Billion-dollar Equipment

"We need to spend millions of dollars and use our best brains and facilities to develop new equipment for demining."


This assumption seems to rest on the belief that "Incremental changes are too small to count--we need a paradigm leap forward to solve this problem now." This assumption also contains the presupposition that the need could only be met by the "best" brains in western R&D.

Since 1994, I have seen considerable changes to the equipment used on the ground. The changes are largely in two areas:


  • deminer tooling and protection, and
  • mechanical assistance.

These areas serve the two purposes of enhancing safety and enhancing speed, and the division between purposes maps well onto the division between equipment areas.

None of the recent changes are the direct result of any new expenditure on western research and development. Reasons for this failure of R&D effort range from confused design criteria (mixing military needs with those of humanitarian demining) to plain ignorance of the problems in the field. In many cases, the inappropriateness of the design has been made obvious early in its development, but once the funds have been granted and the developers appointed it seems that the work must go on regardless of the situation.

Commercial developers suffer the same confused design aims. To return to the example of detectors, a Schiebel salesman told me that there are not enough sales in humanitarian demining to warrant the development of a detector for that market, so his company's detectors continue to be designed primarily for the military. These companies, however, know what is wanted (I, among others, have told them), but profit must come first.

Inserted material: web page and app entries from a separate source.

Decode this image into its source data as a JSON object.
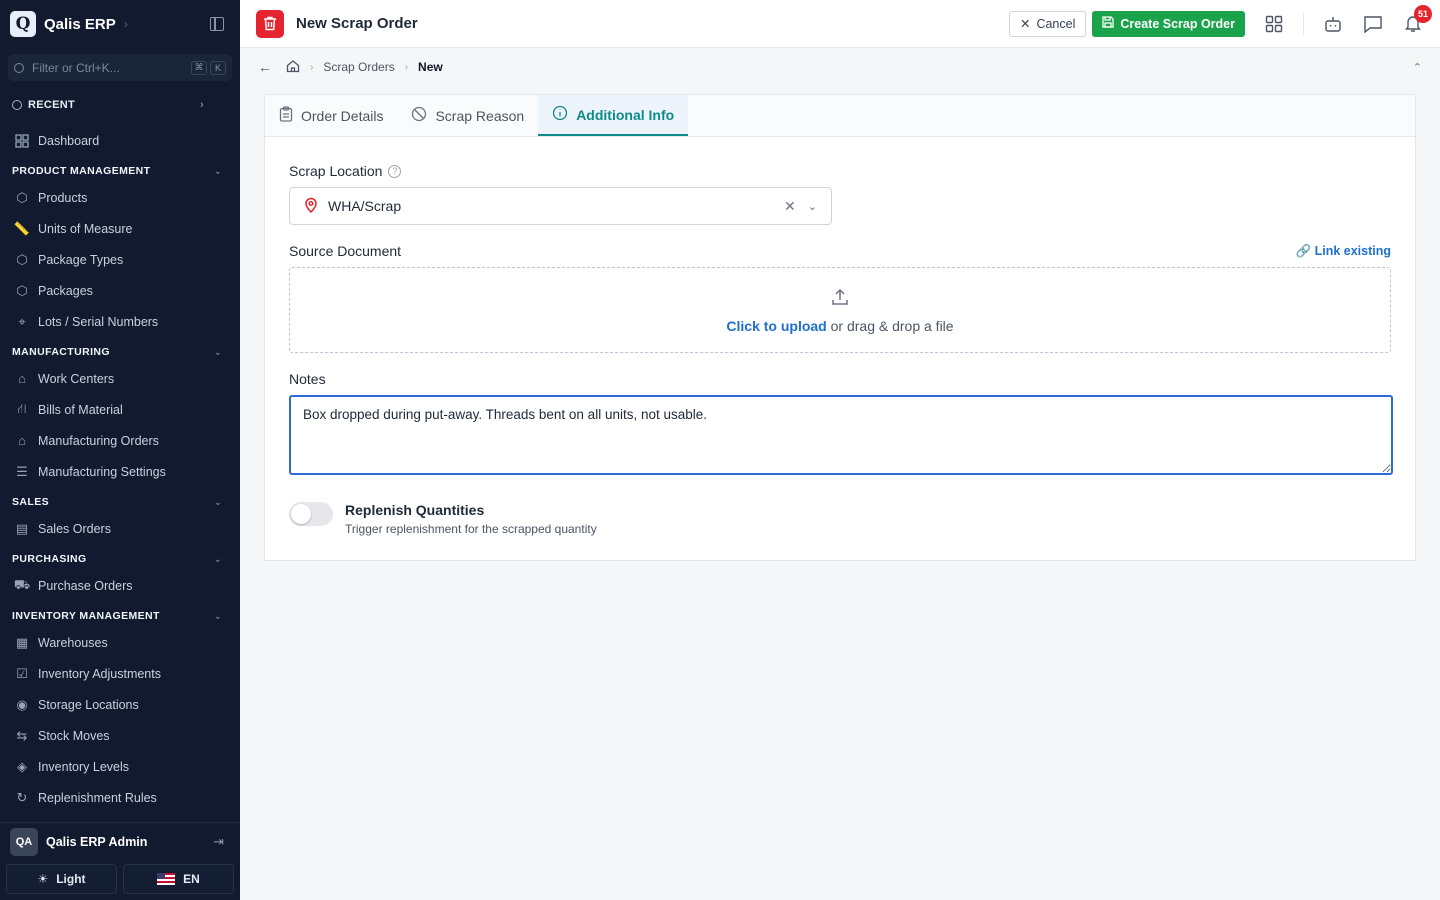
{
  "app": {
    "logo_letter": "Q",
    "name": "Qalis ERP"
  },
  "filter": {
    "placeholder": "Filter or Ctrl+K...",
    "kbd1": "⌘",
    "kbd2": "K"
  },
  "recent_label": "RECENT",
  "nav": {
    "dashboard": "Dashboard",
    "sections": [
      {
        "title": "PRODUCT MANAGEMENT",
        "items": [
          "Products",
          "Units of Measure",
          "Package Types",
          "Packages",
          "Lots / Serial Numbers"
        ]
      },
      {
        "title": "MANUFACTURING",
        "items": [
          "Work Centers",
          "Bills of Material",
          "Manufacturing Orders",
          "Manufacturing Settings"
        ]
      },
      {
        "title": "SALES",
        "items": [
          "Sales Orders"
        ]
      },
      {
        "title": "PURCHASING",
        "items": [
          "Purchase Orders"
        ]
      },
      {
        "title": "INVENTORY MANAGEMENT",
        "items": [
          "Warehouses",
          "Inventory Adjustments",
          "Storage Locations",
          "Stock Moves",
          "Inventory Levels",
          "Replenishment Rules"
        ]
      }
    ]
  },
  "user": {
    "initials": "QA",
    "name": "Qalis ERP Admin"
  },
  "footer": {
    "theme_label": "Light",
    "lang_label": "EN"
  },
  "header": {
    "title": "New Scrap Order",
    "cancel_label": "Cancel",
    "create_label": "Create Scrap Order",
    "notification_count": "51"
  },
  "breadcrumb": {
    "parent": "Scrap Orders",
    "current": "New"
  },
  "tabs": [
    {
      "label": "Order Details",
      "icon": "clipboard-icon"
    },
    {
      "label": "Scrap Reason",
      "icon": "ban-icon"
    },
    {
      "label": "Additional Info",
      "icon": "info-icon"
    }
  ],
  "form": {
    "scrap_location_label": "Scrap Location",
    "scrap_location_value": "WHA/Scrap",
    "source_document_label": "Source Document",
    "link_existing": "Link existing",
    "upload_link": "Click to upload",
    "upload_rest": " or drag & drop a file",
    "notes_label": "Notes",
    "notes_value": "Box dropped during put-away. Threads bent on all units, not usable.",
    "replenish_title": "Replenish Quantities",
    "replenish_desc": "Trigger replenishment for the scrapped quantity"
  },
  "colors": {
    "accent": "#0e8a8a",
    "create": "#1aa34a",
    "brand_red": "#e5242e",
    "sidebar": "#111a2e",
    "link": "#1f6fd1"
  }
}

Leaving aside the incremental improvement of demining tooling and protection (an area where my interest might make me less than objective), the development of mechanically assisted demining provides an object lesson for those who believe that western-based R&D is essential. While huge sums are being spent on monstrously heavy and strong machines that many believe will never work adequately, some demining groups, such as the NPA in Angola, have taken existing "mine-clearance" vehicles (the Aardvark) and used them in a more realistic role as an area-reduction and vegetation-clearance tool, and these applications have not involved any significant revision of the original machine. While this process is quick, it is also too expensive for most groups to consider. The HALO Trust, Mine Tech, and MACA (amongst others) have all taken existing plant equipment (much cheaper than military equipment) and adapted it for use in the field. Their converted back-hoes, tractors, and road-graders dramatically speed up the process of clearance. These groups have made minimal adjustments (usually armoring) to existing equipment and got on with the job without applying much thought to further developments. MgM, who pioneered the use of mulchers and road-graders in Angola, have gone one stage further. With a pool of scrap mine-resistant vehicles to draw on (in Namibia) and obsessive personal commitment, they have made fundamental refinements and developed dedicated Mechanically Assisted Mine clearance (MAM) systems at a remarkably low cost (mostly from their own pockets).

The success of all the existing MAM systems relies on them being developed in the field, where very expensive or impractical ideas are quickly dropped. Making incremental improvements to what they can get and with an everyday pressure for speed and effectiveness, these groups have already made a real difference to demining speed (in most cases, without compromising safety).

The truth is that MAM systems have been developed in the field at a fraction of the costs being spent on developing unsuitable equipment in safe countries overseas. If some of that cost were dedicated to field refinement, it could be far more effective in terms of speeding up the ground clearance.